Source records:
*** Block opens ***

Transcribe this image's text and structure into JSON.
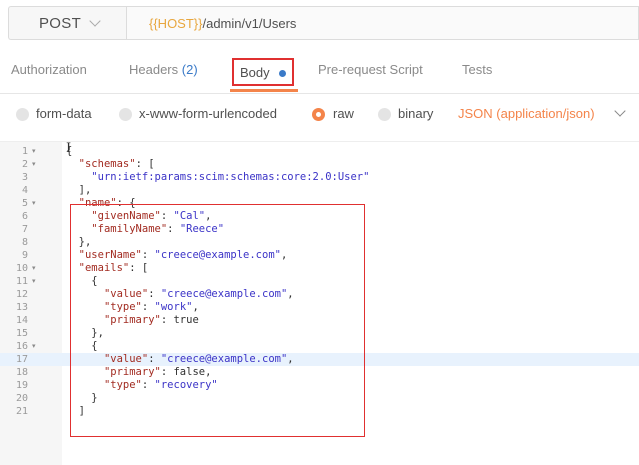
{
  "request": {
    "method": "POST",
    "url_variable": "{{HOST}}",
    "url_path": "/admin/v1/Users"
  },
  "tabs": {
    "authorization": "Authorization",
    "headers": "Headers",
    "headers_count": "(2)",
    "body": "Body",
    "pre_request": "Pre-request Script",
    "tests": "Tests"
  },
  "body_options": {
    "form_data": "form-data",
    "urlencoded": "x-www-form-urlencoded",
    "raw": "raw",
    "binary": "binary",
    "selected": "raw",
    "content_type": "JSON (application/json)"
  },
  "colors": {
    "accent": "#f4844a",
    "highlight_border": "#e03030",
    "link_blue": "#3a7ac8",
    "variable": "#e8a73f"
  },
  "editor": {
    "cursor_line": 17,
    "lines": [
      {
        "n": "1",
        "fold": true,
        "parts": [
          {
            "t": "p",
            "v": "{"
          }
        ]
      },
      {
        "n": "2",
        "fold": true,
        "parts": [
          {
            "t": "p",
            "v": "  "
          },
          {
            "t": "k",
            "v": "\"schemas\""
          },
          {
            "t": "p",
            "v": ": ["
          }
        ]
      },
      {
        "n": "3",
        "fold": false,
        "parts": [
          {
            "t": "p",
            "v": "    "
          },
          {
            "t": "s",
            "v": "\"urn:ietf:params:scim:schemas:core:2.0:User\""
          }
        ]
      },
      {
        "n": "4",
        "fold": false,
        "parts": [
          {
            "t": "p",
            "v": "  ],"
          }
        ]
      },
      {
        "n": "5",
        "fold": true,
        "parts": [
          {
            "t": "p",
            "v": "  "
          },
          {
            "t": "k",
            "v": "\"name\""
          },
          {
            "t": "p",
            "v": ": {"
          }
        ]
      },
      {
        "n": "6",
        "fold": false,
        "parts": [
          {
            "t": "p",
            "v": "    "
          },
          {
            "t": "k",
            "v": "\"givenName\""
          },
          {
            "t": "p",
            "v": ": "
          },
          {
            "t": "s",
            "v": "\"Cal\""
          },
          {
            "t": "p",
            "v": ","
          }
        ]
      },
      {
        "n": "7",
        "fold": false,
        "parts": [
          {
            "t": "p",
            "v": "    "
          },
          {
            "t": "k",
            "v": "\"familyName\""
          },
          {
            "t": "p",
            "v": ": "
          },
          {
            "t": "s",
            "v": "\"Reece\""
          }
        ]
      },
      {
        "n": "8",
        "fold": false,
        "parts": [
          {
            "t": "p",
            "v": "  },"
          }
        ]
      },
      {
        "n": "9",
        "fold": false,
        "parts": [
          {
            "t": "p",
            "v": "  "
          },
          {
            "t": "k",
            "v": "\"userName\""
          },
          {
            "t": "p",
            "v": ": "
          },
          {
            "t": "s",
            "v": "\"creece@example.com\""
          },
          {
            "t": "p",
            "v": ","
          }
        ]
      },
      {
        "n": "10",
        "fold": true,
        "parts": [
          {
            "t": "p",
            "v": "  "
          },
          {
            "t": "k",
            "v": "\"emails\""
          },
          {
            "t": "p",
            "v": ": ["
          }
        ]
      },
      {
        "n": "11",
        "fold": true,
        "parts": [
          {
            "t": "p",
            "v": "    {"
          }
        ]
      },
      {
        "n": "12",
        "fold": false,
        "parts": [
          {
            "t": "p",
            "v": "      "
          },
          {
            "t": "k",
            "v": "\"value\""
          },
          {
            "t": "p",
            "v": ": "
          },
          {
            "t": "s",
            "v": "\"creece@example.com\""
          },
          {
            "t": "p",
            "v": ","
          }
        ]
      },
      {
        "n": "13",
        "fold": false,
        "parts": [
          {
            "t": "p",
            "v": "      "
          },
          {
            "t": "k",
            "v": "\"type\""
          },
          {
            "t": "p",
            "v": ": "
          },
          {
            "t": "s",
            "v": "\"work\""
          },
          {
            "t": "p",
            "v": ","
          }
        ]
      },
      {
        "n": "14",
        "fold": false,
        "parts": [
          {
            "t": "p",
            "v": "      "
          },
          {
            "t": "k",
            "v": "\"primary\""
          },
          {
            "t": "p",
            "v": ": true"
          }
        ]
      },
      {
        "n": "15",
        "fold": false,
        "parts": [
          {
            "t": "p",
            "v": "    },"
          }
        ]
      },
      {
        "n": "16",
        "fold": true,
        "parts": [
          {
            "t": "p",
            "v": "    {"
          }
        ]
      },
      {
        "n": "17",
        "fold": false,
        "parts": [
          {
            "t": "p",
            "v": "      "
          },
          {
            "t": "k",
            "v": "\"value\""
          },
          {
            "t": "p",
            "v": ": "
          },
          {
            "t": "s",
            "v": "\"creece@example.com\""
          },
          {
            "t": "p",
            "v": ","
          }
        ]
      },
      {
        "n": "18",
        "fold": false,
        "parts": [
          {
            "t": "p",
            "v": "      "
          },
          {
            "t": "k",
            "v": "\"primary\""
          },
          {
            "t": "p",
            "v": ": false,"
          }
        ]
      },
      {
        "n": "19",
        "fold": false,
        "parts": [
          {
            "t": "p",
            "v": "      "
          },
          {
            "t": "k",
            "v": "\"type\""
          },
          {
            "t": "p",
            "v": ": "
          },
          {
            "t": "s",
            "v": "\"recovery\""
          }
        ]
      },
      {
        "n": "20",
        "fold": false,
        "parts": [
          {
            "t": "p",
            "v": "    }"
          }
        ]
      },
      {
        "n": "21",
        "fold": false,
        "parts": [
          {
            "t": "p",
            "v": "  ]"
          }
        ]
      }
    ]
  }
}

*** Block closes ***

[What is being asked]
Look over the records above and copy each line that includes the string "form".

[Response]
    "form_data": "form-data",
    "urlencoded": "x-www-form-urlencoded",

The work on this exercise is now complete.